Lola Black – May 23rd – The Bluebird Theatre

IMG_8342Photos by Karson Brown

The Scene: The nearly full Bluebird Theater was packed with fans drenched in black waiting to see The Dreaming and Lola Black last Thursday. There has been a lot of talk about headlining act Lola Black for several years now and I just had to see what all of the hype was about. I thought I would find myself among a pack of Hardcore/Punk badasses. However, what I found was a pretty mainstream group of people ranging in age from late 40’s to a couple 10 year olds who were right upfront, one with an outstanding red Mohawk. The show was shaping up to be an interesting one.

Opener: The Dreaming. There seemed to be a big following for this band from Hollywood. Fans all round me were buzzing about this group with lots of black hair and black eyeliner. The Dreaming played an assorted set and one the seemed to grab the attention of those who were unaware of their existence. In other words, they impressed me. One song in particular that was executed incredibly was the cover of Adele’s “Set Fire to The Rain.”  They delivered it in a hard and obscure way; it was unexpected but totally invigorating.  The Dreaming also covered another popular hit, from a few decades past, “Send Me An Angel” featured in the 1986 movie RAD.

Let me be clear, they are not a cover band and they have a lot of time and success under their mutual belts. The friendly and engaging front man, Christopher Hall, co-formed the Hard Rock group Stabbing Westward in the late 80’s recording and releasing several studio albums in the 90’s and early 2000’s. Although they did play a heavy set of The Dreaming songs including “Ugly” and “Puppet,” they also kept reverting back to old Stabbing Westward songs. They closed the night with “Save Yourself,” a popular Stabbing Westward hit. The fans didn’t seem to mind the transition between the two worlds, it seemed as though they were expecting the best of both, past and present.

Lola Black: The band appeared from the black of stage right. Lola herself immediately seemed like a force to be reckoned with in her 6-inch platforms with spikes, fishnet stockings and the blackest teased hair you’ve ever seen tangled right on top of her head. Her fans flaunted real Mile High love for this hometown group right away as Lola Black made their way out.

The name of the band itself is a little misleading. The entire band IS Lola Black, not just one drop dead gorgeous female singer and a back-up band. No – this is a veteran band with tons of talent, years of experience and exposure to the Denver punk scene. Lead singer and front woman Lola – is just Lola (no last name), they are ALL Lola Black, the band.   

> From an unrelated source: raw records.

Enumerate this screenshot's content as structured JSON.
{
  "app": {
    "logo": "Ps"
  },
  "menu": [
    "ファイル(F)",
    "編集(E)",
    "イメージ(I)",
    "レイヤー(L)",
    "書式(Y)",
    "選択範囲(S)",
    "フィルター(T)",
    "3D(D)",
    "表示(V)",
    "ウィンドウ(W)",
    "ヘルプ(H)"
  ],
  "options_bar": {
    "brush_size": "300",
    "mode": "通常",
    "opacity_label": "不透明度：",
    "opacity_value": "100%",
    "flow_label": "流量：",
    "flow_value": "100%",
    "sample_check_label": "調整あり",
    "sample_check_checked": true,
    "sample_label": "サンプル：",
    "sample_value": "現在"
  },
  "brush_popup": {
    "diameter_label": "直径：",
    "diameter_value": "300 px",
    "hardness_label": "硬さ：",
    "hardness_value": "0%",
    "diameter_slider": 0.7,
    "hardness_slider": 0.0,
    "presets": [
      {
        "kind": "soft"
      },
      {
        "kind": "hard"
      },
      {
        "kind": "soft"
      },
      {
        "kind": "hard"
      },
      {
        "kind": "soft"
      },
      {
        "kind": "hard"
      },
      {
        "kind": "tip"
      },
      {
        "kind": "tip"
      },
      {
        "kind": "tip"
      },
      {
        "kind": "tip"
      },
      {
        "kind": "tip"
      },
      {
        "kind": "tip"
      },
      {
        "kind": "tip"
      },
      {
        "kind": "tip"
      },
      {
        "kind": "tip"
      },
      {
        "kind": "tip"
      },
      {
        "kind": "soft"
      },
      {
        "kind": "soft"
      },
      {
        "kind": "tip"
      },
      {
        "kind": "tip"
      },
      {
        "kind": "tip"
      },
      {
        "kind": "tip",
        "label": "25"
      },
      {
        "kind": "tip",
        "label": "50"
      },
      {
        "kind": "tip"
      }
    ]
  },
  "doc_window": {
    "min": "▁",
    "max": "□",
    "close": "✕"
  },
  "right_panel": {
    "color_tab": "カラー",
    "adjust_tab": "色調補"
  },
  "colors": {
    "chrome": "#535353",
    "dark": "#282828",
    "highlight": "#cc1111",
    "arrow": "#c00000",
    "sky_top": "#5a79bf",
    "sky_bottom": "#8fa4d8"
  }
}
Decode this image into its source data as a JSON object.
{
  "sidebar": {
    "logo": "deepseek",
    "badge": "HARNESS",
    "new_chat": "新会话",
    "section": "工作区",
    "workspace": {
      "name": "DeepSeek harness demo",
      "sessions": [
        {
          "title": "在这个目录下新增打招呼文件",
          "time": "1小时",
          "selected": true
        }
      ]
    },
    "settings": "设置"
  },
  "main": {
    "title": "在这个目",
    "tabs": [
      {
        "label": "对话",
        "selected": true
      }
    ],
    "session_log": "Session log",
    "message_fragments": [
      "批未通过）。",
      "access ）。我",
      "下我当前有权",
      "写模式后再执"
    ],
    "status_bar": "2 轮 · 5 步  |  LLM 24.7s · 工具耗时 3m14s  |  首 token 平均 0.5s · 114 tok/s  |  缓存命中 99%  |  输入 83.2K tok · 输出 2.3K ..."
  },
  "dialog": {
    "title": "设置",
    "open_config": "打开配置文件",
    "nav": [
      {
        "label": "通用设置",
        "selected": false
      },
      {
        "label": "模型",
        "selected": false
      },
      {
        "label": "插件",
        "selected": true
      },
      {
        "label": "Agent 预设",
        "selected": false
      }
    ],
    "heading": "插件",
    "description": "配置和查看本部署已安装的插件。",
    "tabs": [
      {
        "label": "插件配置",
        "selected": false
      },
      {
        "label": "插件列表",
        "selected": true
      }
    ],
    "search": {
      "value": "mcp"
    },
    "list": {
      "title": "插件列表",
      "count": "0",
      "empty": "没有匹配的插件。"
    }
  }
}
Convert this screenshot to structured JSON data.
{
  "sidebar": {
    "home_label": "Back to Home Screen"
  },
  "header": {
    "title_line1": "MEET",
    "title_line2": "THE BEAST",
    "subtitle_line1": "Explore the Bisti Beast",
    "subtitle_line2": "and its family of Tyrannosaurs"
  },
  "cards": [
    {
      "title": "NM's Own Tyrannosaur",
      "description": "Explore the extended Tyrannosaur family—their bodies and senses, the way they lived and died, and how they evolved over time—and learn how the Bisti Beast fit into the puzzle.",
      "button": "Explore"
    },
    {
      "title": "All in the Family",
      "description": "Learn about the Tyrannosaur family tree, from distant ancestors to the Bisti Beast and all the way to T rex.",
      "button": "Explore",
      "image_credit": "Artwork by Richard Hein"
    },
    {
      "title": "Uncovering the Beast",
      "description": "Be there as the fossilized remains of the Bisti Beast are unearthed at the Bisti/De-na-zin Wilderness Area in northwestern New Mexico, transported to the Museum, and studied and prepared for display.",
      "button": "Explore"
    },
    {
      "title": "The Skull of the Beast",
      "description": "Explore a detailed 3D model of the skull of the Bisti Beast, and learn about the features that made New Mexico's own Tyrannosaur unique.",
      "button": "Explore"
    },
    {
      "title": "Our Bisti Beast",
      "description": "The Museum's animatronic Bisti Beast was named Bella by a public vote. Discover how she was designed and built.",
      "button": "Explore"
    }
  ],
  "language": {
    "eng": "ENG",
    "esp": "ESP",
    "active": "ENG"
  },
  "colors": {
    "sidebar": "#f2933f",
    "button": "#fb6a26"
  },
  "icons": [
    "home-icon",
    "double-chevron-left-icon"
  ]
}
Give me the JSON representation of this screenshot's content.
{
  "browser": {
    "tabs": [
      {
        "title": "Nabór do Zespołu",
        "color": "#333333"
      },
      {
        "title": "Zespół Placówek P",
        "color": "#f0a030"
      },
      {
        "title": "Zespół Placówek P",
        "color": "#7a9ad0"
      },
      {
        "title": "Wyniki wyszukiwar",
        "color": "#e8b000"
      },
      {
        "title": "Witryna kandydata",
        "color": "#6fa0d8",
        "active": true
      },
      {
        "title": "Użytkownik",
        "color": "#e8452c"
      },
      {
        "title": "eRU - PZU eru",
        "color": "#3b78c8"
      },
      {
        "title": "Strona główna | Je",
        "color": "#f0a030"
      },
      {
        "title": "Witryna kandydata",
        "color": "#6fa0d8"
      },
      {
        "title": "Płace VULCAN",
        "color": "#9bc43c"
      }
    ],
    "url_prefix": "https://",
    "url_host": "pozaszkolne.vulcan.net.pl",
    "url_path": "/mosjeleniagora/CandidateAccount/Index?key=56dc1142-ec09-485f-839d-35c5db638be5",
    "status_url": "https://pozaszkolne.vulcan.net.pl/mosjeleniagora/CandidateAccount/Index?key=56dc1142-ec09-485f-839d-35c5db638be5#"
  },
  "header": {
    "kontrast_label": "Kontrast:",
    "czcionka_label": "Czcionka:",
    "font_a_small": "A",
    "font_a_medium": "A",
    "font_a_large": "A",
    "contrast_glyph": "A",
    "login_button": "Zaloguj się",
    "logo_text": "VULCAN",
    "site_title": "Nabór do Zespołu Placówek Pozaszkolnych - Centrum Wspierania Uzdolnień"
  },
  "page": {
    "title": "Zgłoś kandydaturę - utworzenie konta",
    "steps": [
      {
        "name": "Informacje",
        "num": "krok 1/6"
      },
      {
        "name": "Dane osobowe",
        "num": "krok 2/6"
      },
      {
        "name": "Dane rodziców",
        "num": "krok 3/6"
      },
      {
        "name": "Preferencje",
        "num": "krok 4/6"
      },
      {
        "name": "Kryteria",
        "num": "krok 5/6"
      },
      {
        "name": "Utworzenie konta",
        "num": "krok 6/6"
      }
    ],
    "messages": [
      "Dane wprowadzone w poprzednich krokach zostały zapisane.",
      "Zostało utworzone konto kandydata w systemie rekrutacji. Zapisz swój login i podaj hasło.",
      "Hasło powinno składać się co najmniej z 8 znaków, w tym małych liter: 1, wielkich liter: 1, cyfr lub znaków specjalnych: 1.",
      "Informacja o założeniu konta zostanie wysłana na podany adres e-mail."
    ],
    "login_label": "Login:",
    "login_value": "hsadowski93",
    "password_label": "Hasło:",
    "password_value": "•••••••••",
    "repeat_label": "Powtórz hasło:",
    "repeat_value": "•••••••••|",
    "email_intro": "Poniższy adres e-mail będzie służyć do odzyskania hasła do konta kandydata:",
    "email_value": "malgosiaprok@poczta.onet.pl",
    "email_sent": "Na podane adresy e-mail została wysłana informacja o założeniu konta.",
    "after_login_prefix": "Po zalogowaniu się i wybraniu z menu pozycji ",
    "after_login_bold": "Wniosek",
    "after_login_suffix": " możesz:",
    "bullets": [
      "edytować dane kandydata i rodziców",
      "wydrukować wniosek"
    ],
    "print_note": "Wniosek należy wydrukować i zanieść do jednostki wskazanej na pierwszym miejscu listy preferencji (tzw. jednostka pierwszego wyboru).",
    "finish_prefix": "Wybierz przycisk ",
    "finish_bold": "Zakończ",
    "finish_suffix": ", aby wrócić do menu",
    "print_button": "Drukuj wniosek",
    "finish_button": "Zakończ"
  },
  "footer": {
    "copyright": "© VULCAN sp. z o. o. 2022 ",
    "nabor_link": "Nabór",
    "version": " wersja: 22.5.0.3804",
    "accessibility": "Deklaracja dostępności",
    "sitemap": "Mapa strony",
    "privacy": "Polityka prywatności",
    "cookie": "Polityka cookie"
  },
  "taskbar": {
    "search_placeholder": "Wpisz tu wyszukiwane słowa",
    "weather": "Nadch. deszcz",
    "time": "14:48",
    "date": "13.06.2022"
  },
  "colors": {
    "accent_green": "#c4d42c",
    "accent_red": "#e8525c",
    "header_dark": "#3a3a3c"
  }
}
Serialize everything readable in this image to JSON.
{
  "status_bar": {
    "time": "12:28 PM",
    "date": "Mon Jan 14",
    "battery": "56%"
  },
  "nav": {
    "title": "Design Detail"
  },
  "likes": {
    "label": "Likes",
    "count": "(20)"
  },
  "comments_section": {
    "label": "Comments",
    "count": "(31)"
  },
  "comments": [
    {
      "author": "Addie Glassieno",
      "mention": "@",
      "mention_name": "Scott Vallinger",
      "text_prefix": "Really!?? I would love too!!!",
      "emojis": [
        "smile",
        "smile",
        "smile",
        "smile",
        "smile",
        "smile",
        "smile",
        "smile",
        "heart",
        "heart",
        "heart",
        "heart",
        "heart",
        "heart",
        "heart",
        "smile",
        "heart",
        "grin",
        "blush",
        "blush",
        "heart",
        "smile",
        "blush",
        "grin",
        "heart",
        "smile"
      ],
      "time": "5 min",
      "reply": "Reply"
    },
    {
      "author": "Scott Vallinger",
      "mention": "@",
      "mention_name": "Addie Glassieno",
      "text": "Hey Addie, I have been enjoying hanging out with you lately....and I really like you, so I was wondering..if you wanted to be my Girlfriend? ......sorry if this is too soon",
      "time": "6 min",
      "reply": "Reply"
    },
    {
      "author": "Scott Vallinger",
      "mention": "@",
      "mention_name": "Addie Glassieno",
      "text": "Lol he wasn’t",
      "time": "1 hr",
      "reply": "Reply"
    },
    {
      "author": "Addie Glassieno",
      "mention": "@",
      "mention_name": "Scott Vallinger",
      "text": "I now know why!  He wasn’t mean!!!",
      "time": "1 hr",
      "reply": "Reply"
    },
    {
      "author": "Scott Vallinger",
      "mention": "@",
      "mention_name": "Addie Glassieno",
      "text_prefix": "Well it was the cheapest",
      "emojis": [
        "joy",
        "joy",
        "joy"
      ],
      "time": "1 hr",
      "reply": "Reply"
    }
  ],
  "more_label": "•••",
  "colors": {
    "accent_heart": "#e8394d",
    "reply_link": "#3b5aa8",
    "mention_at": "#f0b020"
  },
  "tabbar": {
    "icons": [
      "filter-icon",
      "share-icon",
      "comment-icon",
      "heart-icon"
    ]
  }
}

Lola Black struck the crowd in the face with the giant brass knuckle mic stand, tons of defiance and when they said “hello” by giving us all the bird we viewed it as a sort of term of endearment. Lola’s voice had a thick, raw sound. The interlaced mix of influences such as Gwen Stefani (circa 1995), Joan Jett and Pat Benatar (if Pat could do that freaky deep throat scream that is common in hardcore music) could be heard in nearly every song in the set like in “Better Left Unsaid” and “Hated.” The band had a distinct sound, which was a cocktail of the best of pop/punk music in Lola’s piercing edgy vocals and the bands melodic riffs and heavy thunderous drums.  The distinctive sounds collided together in the best song of the night and the latest hard hitting song “Burracho” from their latest album Dia De Los Burrachos released in 2012.

There were times throughout the set where it felt like there should be a little more pizzazz from Lola herself. She did connect well with the crowd up front, coming to down to sing virtually face-to-face with many of them, but there lacked a real enthusiasm and that “ready to party” feel throughout the show. Maybe it was because The Bluebird is a smaller venue, who knows – but that is something that can make or break a newbie to the scene. Concertgoers want to have that memory of new music coupled with an awesome show. If the show isn’t exciting or genuine feeling then the music won’t matter.

The overall sound of Lola Black is alluring and casts a pretty wide net. Many different types of people could and DO like what this band has to offer. Some of their songs are fun, reckless and ready to brawl while other songs are introspective and thoughtful. I found out fast why there seemed to be such a surprising mix of fans.

Energy: B-
Musicianship: A-
Sound: B+
Stage Presence: B-
Set/Light Show: C

Overall: B-


Who Is Karson Brown

Karson Brown is Colorado native, local concert photographer and travel photographer. An Art Institute of Colorado gradate, she has a strong background in photography and design. With a passion for nearly all genres of music, Karson has the vision and love for performances which is infused in her written word and photographs. Karson's connection and roots in Colorado keep her grounded and involved in local events and concerts.